WORK INSTRUCTION:
Everything in the data should be repeated exactly, save for the images.

ENTRIES SUPPLIED:
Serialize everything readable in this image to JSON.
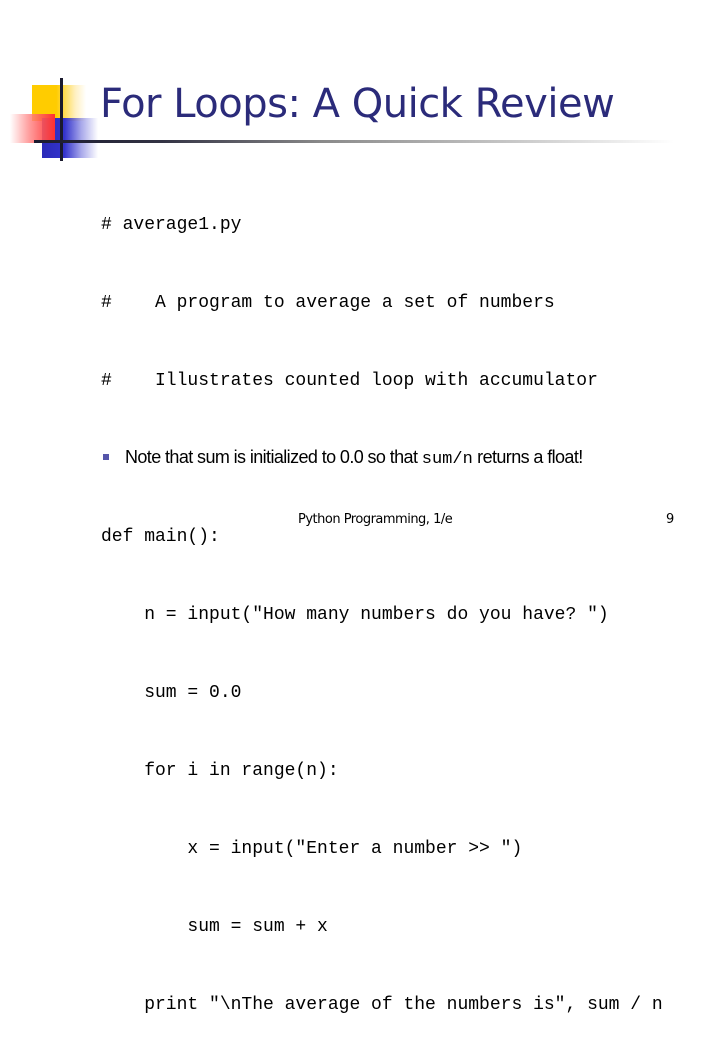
{
  "slide": {
    "title": "For Loops: A Quick Review",
    "code_lines": [
      "# average1.py",
      "#    A program to average a set of numbers",
      "#    Illustrates counted loop with accumulator",
      "",
      "def main():",
      "    n = input(\"How many numbers do you have? \")",
      "    sum = 0.0",
      "    for i in range(n):",
      "        x = input(\"Enter a number >> \")",
      "        sum = sum + x",
      "    print \"\\nThe average of the numbers is\", sum / n"
    ],
    "bullet": {
      "icon": "square-bullet",
      "text_before": "Note that sum is initialized to 0.0 so that ",
      "code": "sum/n",
      "text_after": " returns a float!"
    },
    "footer": {
      "center": "Python Programming, 1/e",
      "page_number": "9"
    },
    "colors": {
      "title": "#2b2b7a",
      "bullet": "#5555aa",
      "accent_yellow": "#ffcc00",
      "accent_blue": "#3333cc",
      "accent_red": "#ff3030"
    }
  }
}
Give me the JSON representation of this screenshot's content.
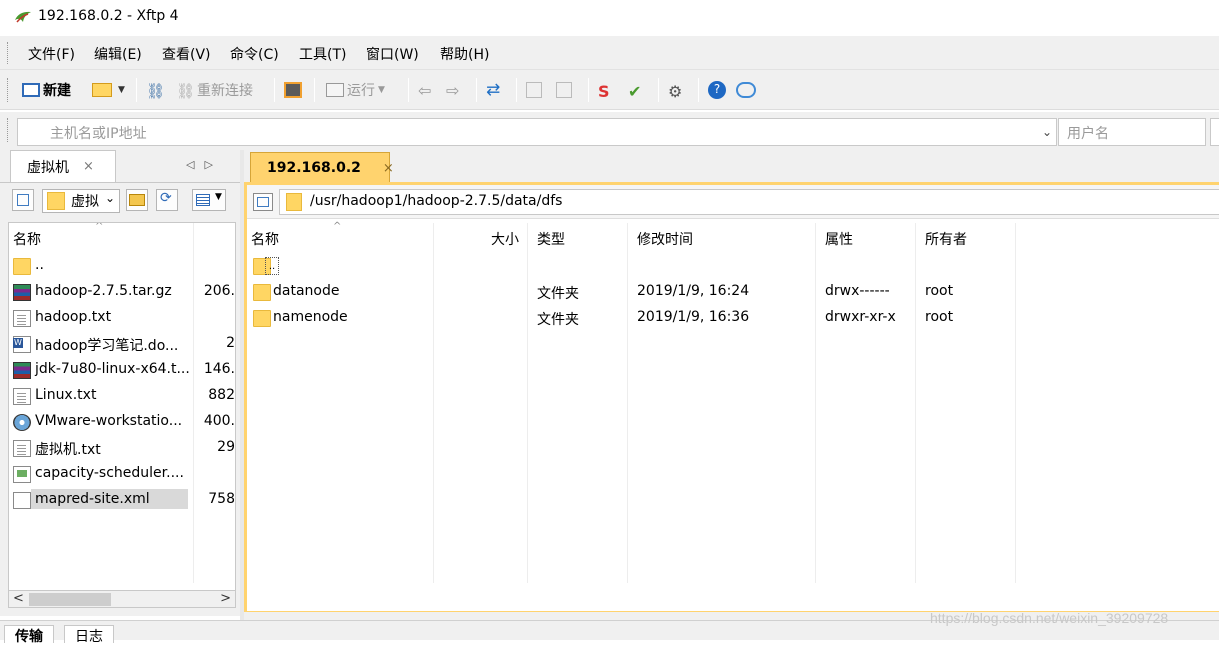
{
  "window": {
    "title": "192.168.0.2 - Xftp 4"
  },
  "menu": [
    "文件(F)",
    "编辑(E)",
    "查看(V)",
    "命令(C)",
    "工具(T)",
    "窗口(W)",
    "帮助(H)"
  ],
  "toolbar": {
    "new_label": "新建",
    "reconnect_label": "重新连接",
    "run_label": "运行"
  },
  "address": {
    "host_placeholder": "主机名或IP地址",
    "user_placeholder": "用户名"
  },
  "left": {
    "tab_label": "虚拟机",
    "location_value": "虚拟",
    "columns": {
      "name": "名称"
    },
    "files": [
      {
        "name": "..",
        "size": "",
        "icon": "folder-icon"
      },
      {
        "name": "hadoop-2.7.5.tar.gz",
        "size": "206.",
        "icon": "archive-icon"
      },
      {
        "name": "hadoop.txt",
        "size": "",
        "icon": "text-file-icon"
      },
      {
        "name": "hadoop学习笔记.do...",
        "size": "2",
        "icon": "word-file-icon"
      },
      {
        "name": "jdk-7u80-linux-x64.t...",
        "size": "146.",
        "icon": "archive-icon"
      },
      {
        "name": "Linux.txt",
        "size": "882",
        "icon": "text-file-icon"
      },
      {
        "name": "VMware-workstatio...",
        "size": "400.",
        "icon": "installer-icon"
      },
      {
        "name": "虚拟机.txt",
        "size": "29",
        "icon": "text-file-icon"
      },
      {
        "name": "capacity-scheduler....",
        "size": "",
        "icon": "xml-file-icon"
      },
      {
        "name": "mapred-site.xml",
        "size": "758",
        "icon": "blank-file-icon"
      }
    ]
  },
  "right": {
    "tab_label": "192.168.0.2",
    "path": "/usr/hadoop1/hadoop-2.7.5/data/dfs",
    "columns": {
      "name": "名称",
      "size": "大小",
      "type": "类型",
      "modified": "修改时间",
      "attrs": "属性",
      "owner": "所有者"
    },
    "files": [
      {
        "name": "",
        "type": "",
        "modified": "",
        "attrs": "",
        "owner": ""
      },
      {
        "name": "datanode",
        "type": "文件夹",
        "modified": "2019/1/9, 16:24",
        "attrs": "drwx------",
        "owner": "root"
      },
      {
        "name": "namenode",
        "type": "文件夹",
        "modified": "2019/1/9, 16:36",
        "attrs": "drwxr-xr-x",
        "owner": "root"
      }
    ]
  },
  "bottom_tabs": [
    "传输",
    "日志"
  ],
  "watermark": "https://blog.csdn.net/weixin_39209728",
  "colors": {
    "accent_tab": "#ffd36e",
    "folder": "#ffd663",
    "selection": "#d9d9d9"
  }
}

EXPECTED ANSWER:
Serialize everything readable in this image to JSON.
{
  "slide": {
    "title": "For Loops: A Quick Review",
    "code_lines": [
      "# average1.py",
      "#    A program to average a set of numbers",
      "#    Illustrates counted loop with accumulator",
      "",
      "def main():",
      "    n = input(\"How many numbers do you have? \")",
      "    sum = 0.0",
      "    for i in range(n):",
      "        x = input(\"Enter a number >> \")",
      "        sum = sum + x",
      "    print \"\\nThe average of the numbers is\", sum / n"
    ],
    "bullet": {
      "icon": "square-bullet",
      "text_before": "Note that sum is initialized to 0.0 so that ",
      "code": "sum/n",
      "text_after": " returns a float!"
    },
    "footer": {
      "center": "Python Programming, 1/e",
      "page_number": "9"
    },
    "colors": {
      "title": "#2b2b7a",
      "bullet": "#5555aa",
      "accent_yellow": "#ffcc00",
      "accent_blue": "#3333cc",
      "accent_red": "#ff3030"
    }
  }
}
Give me the JSON representation of this screenshot's content.
{
  "window": {
    "title": "192.168.0.2 - Xftp 4"
  },
  "menu": [
    "文件(F)",
    "编辑(E)",
    "查看(V)",
    "命令(C)",
    "工具(T)",
    "窗口(W)",
    "帮助(H)"
  ],
  "toolbar": {
    "new_label": "新建",
    "reconnect_label": "重新连接",
    "run_label": "运行"
  },
  "address": {
    "host_placeholder": "主机名或IP地址",
    "user_placeholder": "用户名"
  },
  "left": {
    "tab_label": "虚拟机",
    "location_value": "虚拟",
    "columns": {
      "name": "名称"
    },
    "files": [
      {
        "name": "..",
        "size": "",
        "icon": "folder-icon"
      },
      {
        "name": "hadoop-2.7.5.tar.gz",
        "size": "206.",
        "icon": "archive-icon"
      },
      {
        "name": "hadoop.txt",
        "size": "",
        "icon": "text-file-icon"
      },
      {
        "name": "hadoop学习笔记.do...",
        "size": "2",
        "icon": "word-file-icon"
      },
      {
        "name": "jdk-7u80-linux-x64.t...",
        "size": "146.",
        "icon": "archive-icon"
      },
      {
        "name": "Linux.txt",
        "size": "882",
        "icon": "text-file-icon"
      },
      {
        "name": "VMware-workstatio...",
        "size": "400.",
        "icon": "installer-icon"
      },
      {
        "name": "虚拟机.txt",
        "size": "29",
        "icon": "text-file-icon"
      },
      {
        "name": "capacity-scheduler....",
        "size": "",
        "icon": "xml-file-icon"
      },
      {
        "name": "mapred-site.xml",
        "size": "758",
        "icon": "blank-file-icon"
      }
    ]
  },
  "right": {
    "tab_label": "192.168.0.2",
    "path": "/usr/hadoop1/hadoop-2.7.5/data/dfs",
    "columns": {
      "name": "名称",
      "size": "大小",
      "type": "类型",
      "modified": "修改时间",
      "attrs": "属性",
      "owner": "所有者"
    },
    "files": [
      {
        "name": "",
        "type": "",
        "modified": "",
        "attrs": "",
        "owner": ""
      },
      {
        "name": "datanode",
        "type": "文件夹",
        "modified": "2019/1/9, 16:24",
        "attrs": "drwx------",
        "owner": "root"
      },
      {
        "name": "namenode",
        "type": "文件夹",
        "modified": "2019/1/9, 16:36",
        "attrs": "drwxr-xr-x",
        "owner": "root"
      }
    ]
  },
  "bottom_tabs": [
    "传输",
    "日志"
  ],
  "watermark": "https://blog.csdn.net/weixin_39209728",
  "colors": {
    "accent_tab": "#ffd36e",
    "folder": "#ffd663",
    "selection": "#d9d9d9"
  }
}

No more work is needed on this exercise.